Irish man cleared of murder 74 years after hanging

Harry Gleeson to become first recipient of posthumous pardon following case review

Almost three quarters of a century after being sent to the gallows for a murder he had nothing to do with, Tipperary man Harry Gleeson is to become the first recipient of a posthumous pardon from the State.

In 1940, Mr Gleeson walked into a garda station in New Inn, Co Tipperary to report his discovery of a dead body.
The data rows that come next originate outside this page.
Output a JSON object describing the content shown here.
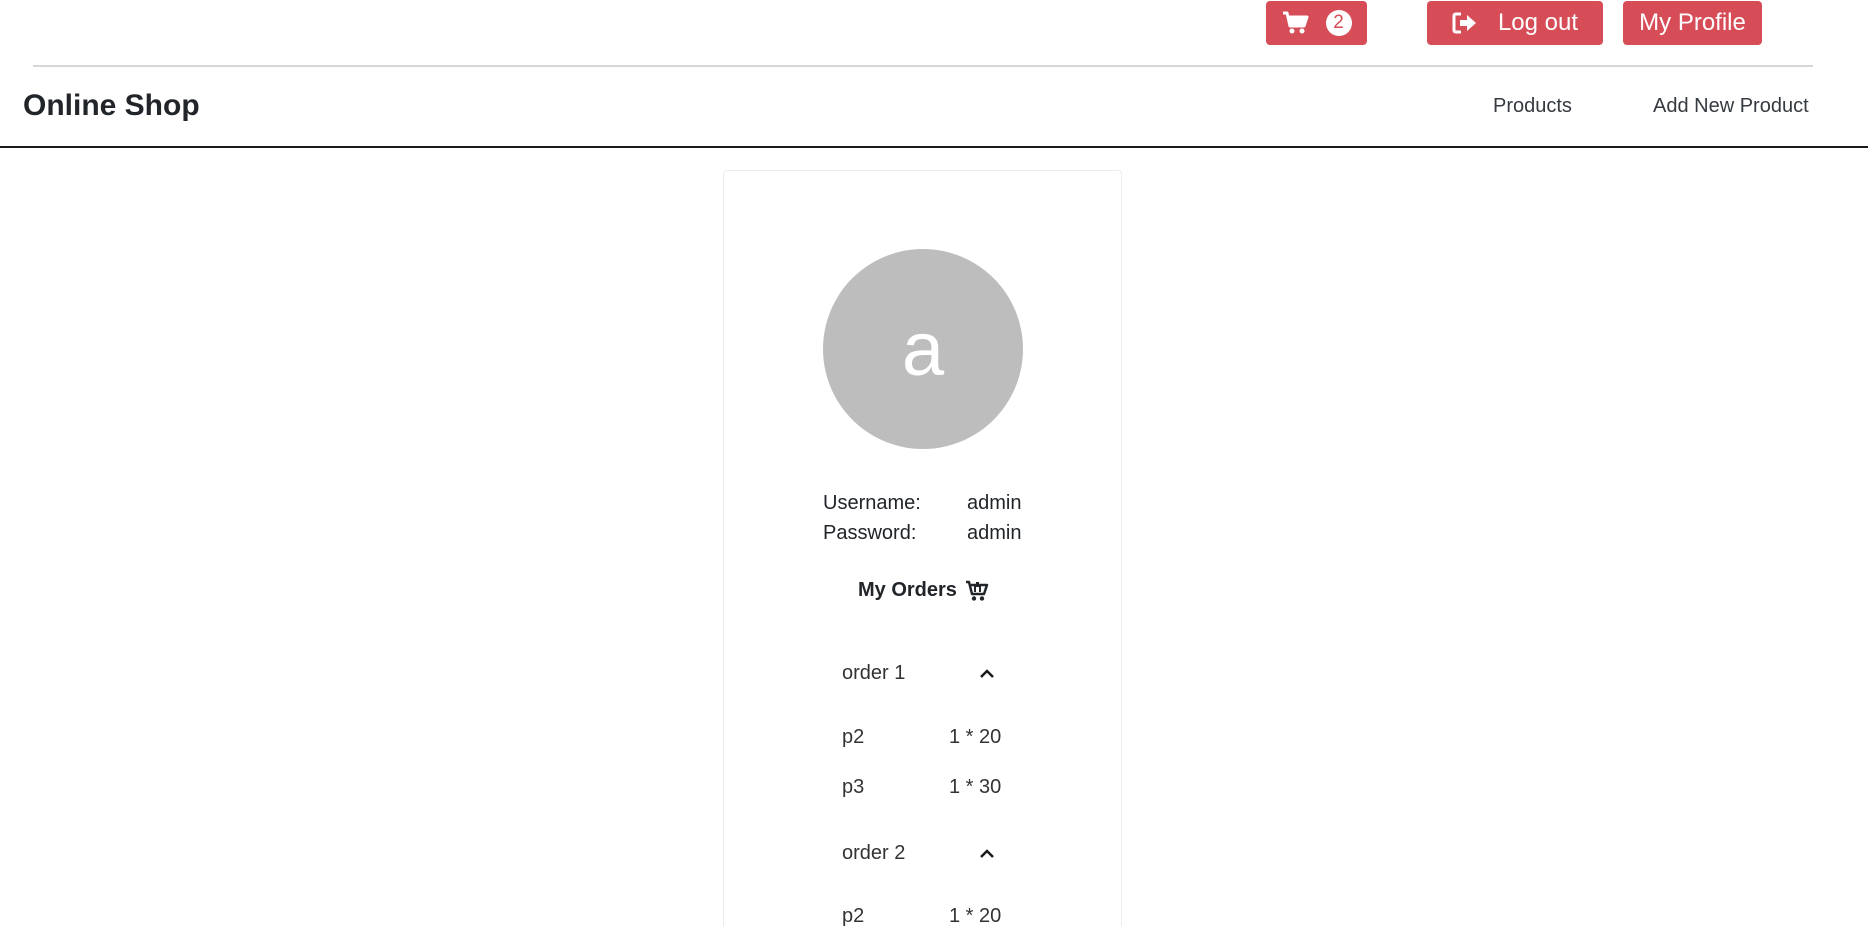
{
  "topbar": {
    "cart_count": "2",
    "logout_label": "Log out",
    "profile_label": "My Profile"
  },
  "navbar": {
    "brand": "Online Shop",
    "links": [
      "Products",
      "Add New Product"
    ]
  },
  "profile": {
    "avatar_letter": "a",
    "username_label": "Username:",
    "username": "admin",
    "password_label": "Password:",
    "password": "admin",
    "orders_title": "My Orders"
  },
  "orders": [
    {
      "name": "order 1",
      "items": [
        {
          "product": "p2",
          "qty": "1 * 20"
        },
        {
          "product": "p3",
          "qty": "1 * 30"
        }
      ]
    },
    {
      "name": "order 2",
      "items": [
        {
          "product": "p2",
          "qty": "1 * 20"
        }
      ]
    }
  ],
  "colors": {
    "accent": "#d64d58",
    "avatar_bg": "#bdbdbd"
  },
  "icons": [
    "cart-icon",
    "logout-icon",
    "chevron-up-icon"
  ]
}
Moll McCarthy was lying in a field having suffered two shotgun blasts to the face.

In the run up to his 1941 conviction for her killing - which then carried the death penalty - the prosecution had withheld information in Mr Gleeson’s trial, encouraged witnesses to hand over falsified statements, beating one, and ignored an alibi for their suspect.

Now, he is to be cleared of the crime decades after it took place in a dramatic development representing the dedicated work of the Griffith College based Irish Innocence Project and the Justice for Harry Gleeson group.
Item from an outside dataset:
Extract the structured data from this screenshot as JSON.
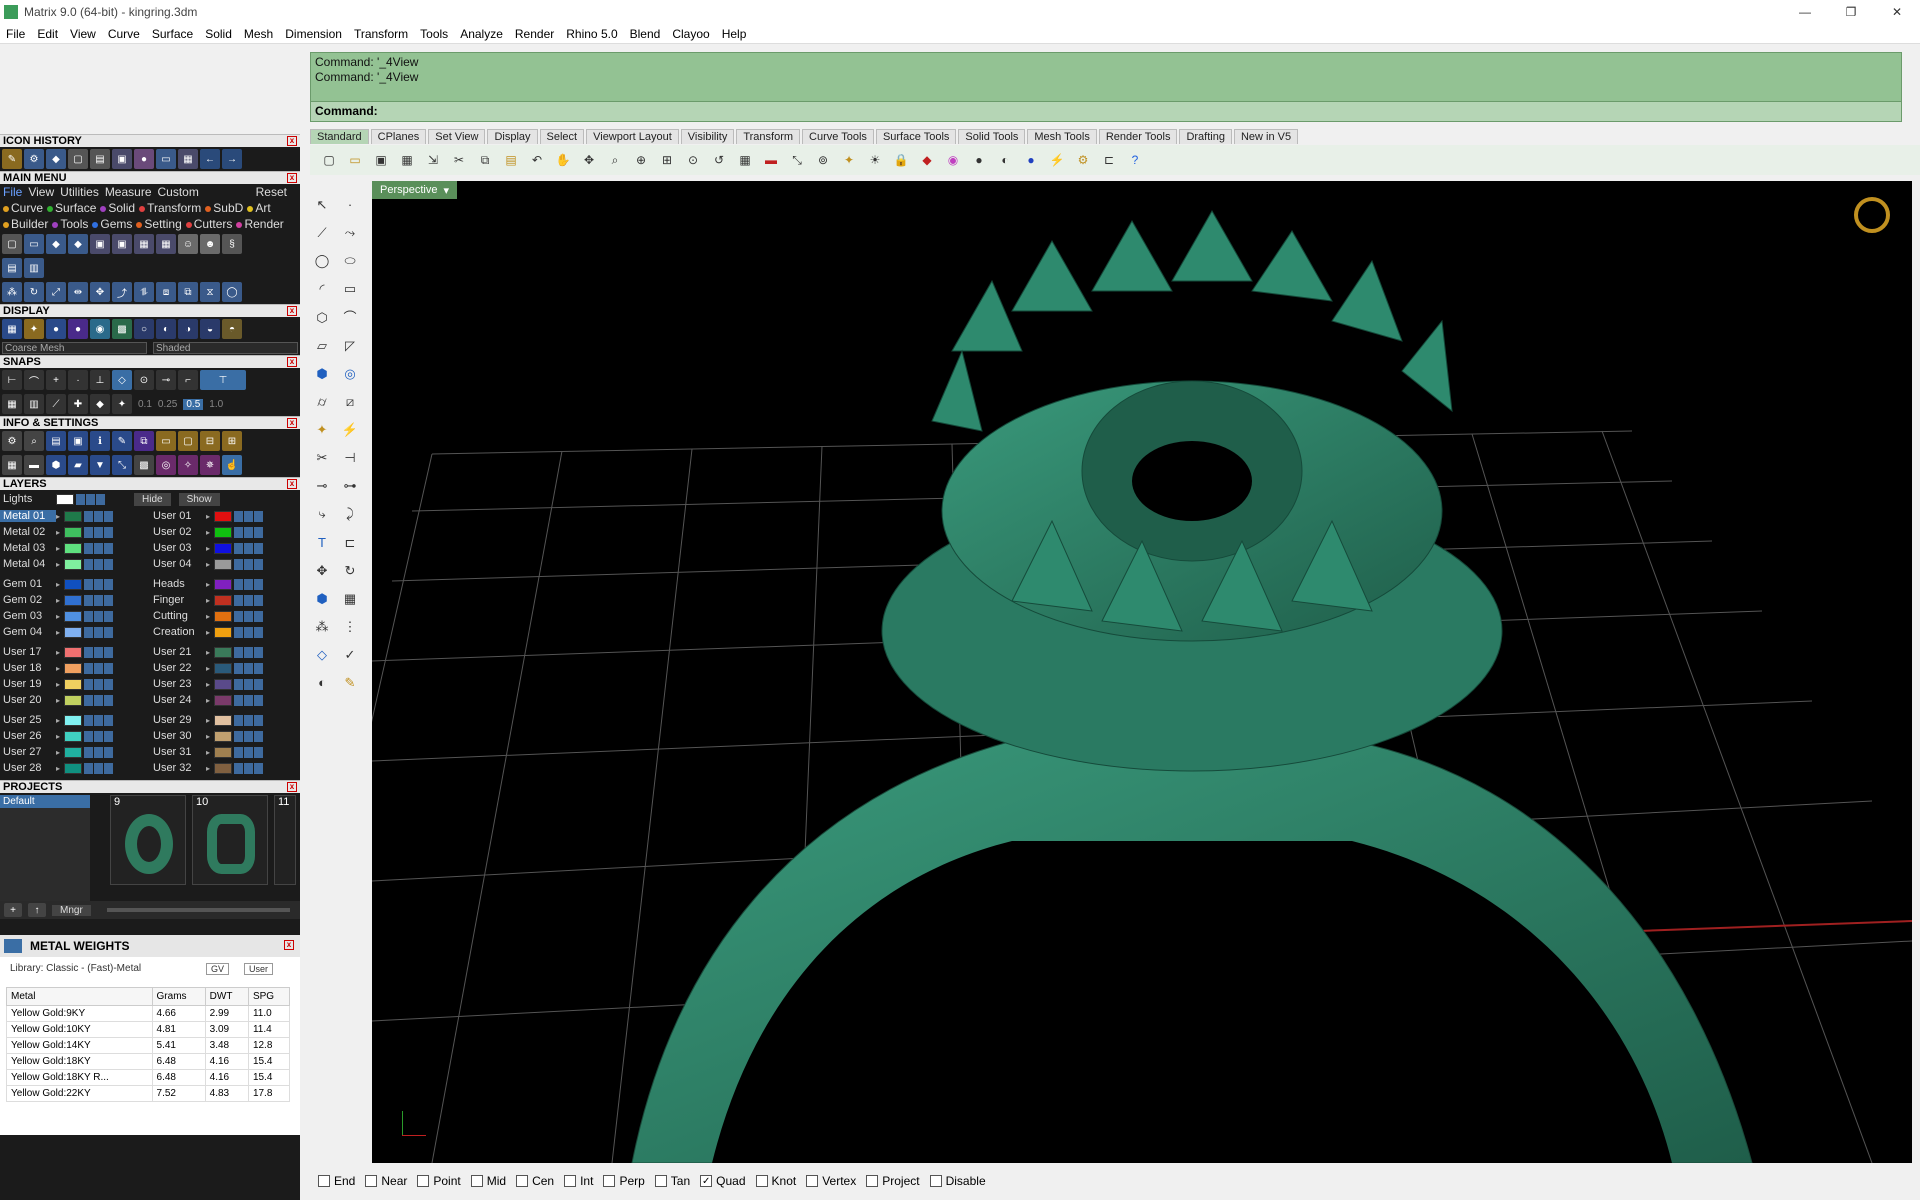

Part of a global organisation of the same name, the project was formed here in 2009 with the mandate of unearthing new facts in cases where there is a belief a miscarriage of justice has taken place under the remit of the Criminal Procedure Act 1993 and the posthumous pardon procedure.

“Nothing can adequately comfort those who have fought to exonerate Harry Gleeson but this posthumous pardon and the clearing of the good name of Mr Gleeson is a proud moment for everyone involved,” David Langwallner, dean of law at Griffith College and Project director said yesterday in the aftermath of their success.
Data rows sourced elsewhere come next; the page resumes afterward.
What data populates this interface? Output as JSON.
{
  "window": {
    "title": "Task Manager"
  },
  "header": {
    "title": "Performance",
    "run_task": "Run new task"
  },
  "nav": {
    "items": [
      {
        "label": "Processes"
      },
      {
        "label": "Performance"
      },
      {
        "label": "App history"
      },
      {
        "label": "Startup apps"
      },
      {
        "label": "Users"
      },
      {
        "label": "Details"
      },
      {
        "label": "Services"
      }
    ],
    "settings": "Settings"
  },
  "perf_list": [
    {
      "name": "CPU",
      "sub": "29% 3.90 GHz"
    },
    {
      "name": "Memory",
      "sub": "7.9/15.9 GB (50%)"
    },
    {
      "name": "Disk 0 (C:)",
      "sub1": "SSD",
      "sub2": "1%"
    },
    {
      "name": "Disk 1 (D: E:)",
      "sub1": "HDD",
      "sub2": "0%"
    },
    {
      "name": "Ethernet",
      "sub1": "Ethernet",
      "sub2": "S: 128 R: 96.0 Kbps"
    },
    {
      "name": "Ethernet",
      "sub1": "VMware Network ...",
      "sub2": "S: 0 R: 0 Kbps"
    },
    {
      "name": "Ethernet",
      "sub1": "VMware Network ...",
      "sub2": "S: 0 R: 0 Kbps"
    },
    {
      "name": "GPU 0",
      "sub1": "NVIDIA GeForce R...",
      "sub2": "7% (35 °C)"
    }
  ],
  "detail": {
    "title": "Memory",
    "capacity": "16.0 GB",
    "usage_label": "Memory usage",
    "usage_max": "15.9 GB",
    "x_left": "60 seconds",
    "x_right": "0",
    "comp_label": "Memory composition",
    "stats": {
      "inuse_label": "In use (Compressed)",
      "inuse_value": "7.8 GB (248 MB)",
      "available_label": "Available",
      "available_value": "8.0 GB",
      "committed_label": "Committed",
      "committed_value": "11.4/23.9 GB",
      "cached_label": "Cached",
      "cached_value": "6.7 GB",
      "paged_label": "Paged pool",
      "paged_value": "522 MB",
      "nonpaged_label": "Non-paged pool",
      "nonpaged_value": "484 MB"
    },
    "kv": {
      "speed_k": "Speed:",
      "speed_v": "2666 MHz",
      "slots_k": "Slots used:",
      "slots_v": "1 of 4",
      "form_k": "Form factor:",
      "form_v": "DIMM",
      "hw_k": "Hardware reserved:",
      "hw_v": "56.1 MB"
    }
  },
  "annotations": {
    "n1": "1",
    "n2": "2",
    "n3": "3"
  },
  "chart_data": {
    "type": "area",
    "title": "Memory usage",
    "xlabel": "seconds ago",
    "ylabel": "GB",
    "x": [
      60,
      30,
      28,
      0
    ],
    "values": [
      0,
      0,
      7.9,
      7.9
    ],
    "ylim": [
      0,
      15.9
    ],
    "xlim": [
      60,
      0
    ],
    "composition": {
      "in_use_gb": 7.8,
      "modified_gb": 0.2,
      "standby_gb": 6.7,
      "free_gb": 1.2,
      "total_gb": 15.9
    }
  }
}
The Department of Justice had received a submission on the case last year, claiming several threads of new evidence, much of which had been compiled by the Justice for Harry Gleeson Group which subsequently contacted the Project. It was compelling.

The case review found the prosecution had successfully withheld crucial information highlighting discrepancies in their case (in particular relating to the registration of the firearm); that gardaí encouraged witnesses to lie and beat one. Forensic evidence from a US pathologist also proved Mr Gleeson had an alibi.

“This case was a tragic miscarriage of justice and the hanging of Mr Gleeson for a murder he never committed is a dark stain on the memory of the State,” said Professor Diarmuid Hegarty, president of Griffith College.

“However his posthumous pardon shows that justice is not blind to injustice.”

The Irish Innocence Project currently has 21 students from Griffith College, Trinity College and Dublin City University working on approximately 25 further cases under the supervision of eight lawyers working on a pro-bono basis.

Mark Hilliard

Mark Hilliard

Mark Hilliard is a reporter with The Irish Times